‘What Was + May Be' to premiere on Valentine’s Day
The rehearsal studio in the Power Center for the Performing Arts for We the PROUD’s “What Was + May Be” is strikingly simple. Several black stage blocks dot the gleaming polished floor, a rope rests coiled on the ground and four students sit chatting in a circle. Two people are dressed in minimal costume pieces and two have laptops balanced on their laps.
They are Music, Theatre & Dance junior Alyxandra Ciale Charfouros and Rackham student Michael Yuchen Tong. In addition to conceiving “What Was + May Be,” Charfourous and Tong star as well in the story depicting their own relationship. While they met in high school, the pair have been apart for five years, and are just now reuniting. The show will include their own experiences, as well as stories from other couples in long distance relationships they have interviewed. Also present in the rehearsal room are Music, Theatre & Dance senior Amanda Kuo as the director and Music, Theatre & Dance and Art & Design sophomore Nicole (Niki) Denise White as the art designer.
Charfouros explained a bit of the plot of the show.
“This is our story of being in a long distance relationship and now coming together after five years,” Charfouros said. “It’s kind of a memory play and it’s a devised piece.”
She described the challenges of both writing and performing, detailing how the creation of this show has required her to trust both her “expression and story.”

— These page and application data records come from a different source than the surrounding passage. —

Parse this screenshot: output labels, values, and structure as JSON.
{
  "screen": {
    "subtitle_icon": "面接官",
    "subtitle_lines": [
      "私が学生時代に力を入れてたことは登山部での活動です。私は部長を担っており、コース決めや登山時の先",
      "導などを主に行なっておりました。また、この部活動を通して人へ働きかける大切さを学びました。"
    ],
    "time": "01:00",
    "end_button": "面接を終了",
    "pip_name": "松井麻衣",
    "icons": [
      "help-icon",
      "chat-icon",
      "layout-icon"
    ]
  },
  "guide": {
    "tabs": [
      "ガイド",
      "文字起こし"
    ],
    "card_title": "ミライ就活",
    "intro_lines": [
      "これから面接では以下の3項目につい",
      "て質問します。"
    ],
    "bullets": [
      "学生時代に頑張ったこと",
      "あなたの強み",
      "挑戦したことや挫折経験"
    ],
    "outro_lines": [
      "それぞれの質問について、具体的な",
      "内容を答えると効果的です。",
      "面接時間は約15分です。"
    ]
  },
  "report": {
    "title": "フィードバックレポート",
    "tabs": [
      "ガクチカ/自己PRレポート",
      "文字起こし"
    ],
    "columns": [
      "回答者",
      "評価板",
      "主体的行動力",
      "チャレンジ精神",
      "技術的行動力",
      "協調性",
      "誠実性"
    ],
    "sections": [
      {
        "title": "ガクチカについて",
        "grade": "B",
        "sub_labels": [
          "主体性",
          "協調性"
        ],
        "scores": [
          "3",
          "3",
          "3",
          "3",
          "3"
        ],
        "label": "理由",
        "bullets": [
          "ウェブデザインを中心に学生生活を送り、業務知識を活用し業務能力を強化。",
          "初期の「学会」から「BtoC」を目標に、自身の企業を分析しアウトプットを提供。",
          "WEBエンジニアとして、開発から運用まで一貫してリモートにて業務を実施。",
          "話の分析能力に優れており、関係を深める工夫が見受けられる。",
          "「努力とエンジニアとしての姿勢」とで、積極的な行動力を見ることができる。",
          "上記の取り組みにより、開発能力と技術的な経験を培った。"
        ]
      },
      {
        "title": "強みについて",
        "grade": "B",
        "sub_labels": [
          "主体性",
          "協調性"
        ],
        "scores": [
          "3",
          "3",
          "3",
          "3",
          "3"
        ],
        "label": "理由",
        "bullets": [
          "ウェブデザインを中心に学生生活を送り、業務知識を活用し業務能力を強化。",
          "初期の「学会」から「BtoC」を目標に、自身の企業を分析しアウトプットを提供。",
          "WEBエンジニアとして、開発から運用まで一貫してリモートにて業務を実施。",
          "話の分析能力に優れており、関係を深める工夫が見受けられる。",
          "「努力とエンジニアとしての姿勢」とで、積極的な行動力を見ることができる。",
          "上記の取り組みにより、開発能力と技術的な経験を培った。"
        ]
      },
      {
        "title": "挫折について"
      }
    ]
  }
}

“I wrote this story, and I’m performing in it so it’s really new and challenging to trust it from a bunch of different perspectives: as a playwright, as a performer, and as a producer,” Charfouros said. “We talk about wearing a lot of hats ... I want to be able to just wear my expression throughout different roles and responsibilities.”
Another aspect of “What Was + May Be” is the fact that it showcases only Asian American performers. Charfouros mentioned how she questioned whether this fact causes this show to be an Asian American play, or if maybe it is a part of a larger genre of Asian American theatre. There seems to be a greater question of what it means to represent an identity in an art form such as this.
“There are two Asian Americans onstage and that in and of itself is breaking the boundaries of what is mainstream,” Charfouros said.
Not only is this an original show, but it’s also the first piece of theatre from the new student production company, We the People Representing our Unifying Diversity (or We the PROUD) Polycultural Productions. The reasoning behind the creation of this organization was to “make space for marginalized voices,” said director Amanda Kuo.
“We have all these amazing resources and tools and training from the University of Michigan, but we were kind of not really loving the stories that we were given to be told,” Kuo said.
Kuo echoed Charfouros’ sentiments that this show is an example of how representation can be as simple as featuring people with different racial or ethnic identities. She also added that diversity in the theatrical world does not have to stop at performers.
“It’s one of the few places I’ve been where some days only Asian-Americans are in the room creating theatre,” Kuo said. “It feels really safe and it’s all original.”
“I would just encourage people to make their own stuff,” Kuo said. “As artists, sometimes we get told ‘you have to make a piece like this’…and ‘you have to get trained by all these white men,’ but there’s so much money and resources here to just carve your own path.”
This production is also innovative in its use of a mix of film and theatre techniques on stage. The show — to be performed in the Duderstadt Video Studio — will incorporate livestream, the insertion of video clips, creative camera angles as well as movement live acting. “Making live theatre for the screen” was one of Kuo’s objectives with this piece. She described how the use of “machines and screens that could never be human uplift a very human story — a love story.”
“In one scene we have a bird’s eye view of a camera on my face while a poem that I wrote is playing in the background and it’s just this really intimate scene,” Tong said.
As one of the two writer-actors, Tong is very much at the heart of this show’s creative process. However, he is the only one of the four-person team not studying theatre. A first-year graduate student getting his PhD in material science and engineering, he brings an entirely different perspective to the project.
“Coming at it from the side of an undergrad in physics and a material science background, I’m noticing a lot of connections between the art of connection and this idea of phase diagrams, and stability, and free energy and minimized energy,” Tong said.
“Just to come witness some love.” What Was + May Be will premiere on Friday, Feb. 14 at 7:30 pm at the Duderstadt Video Studio.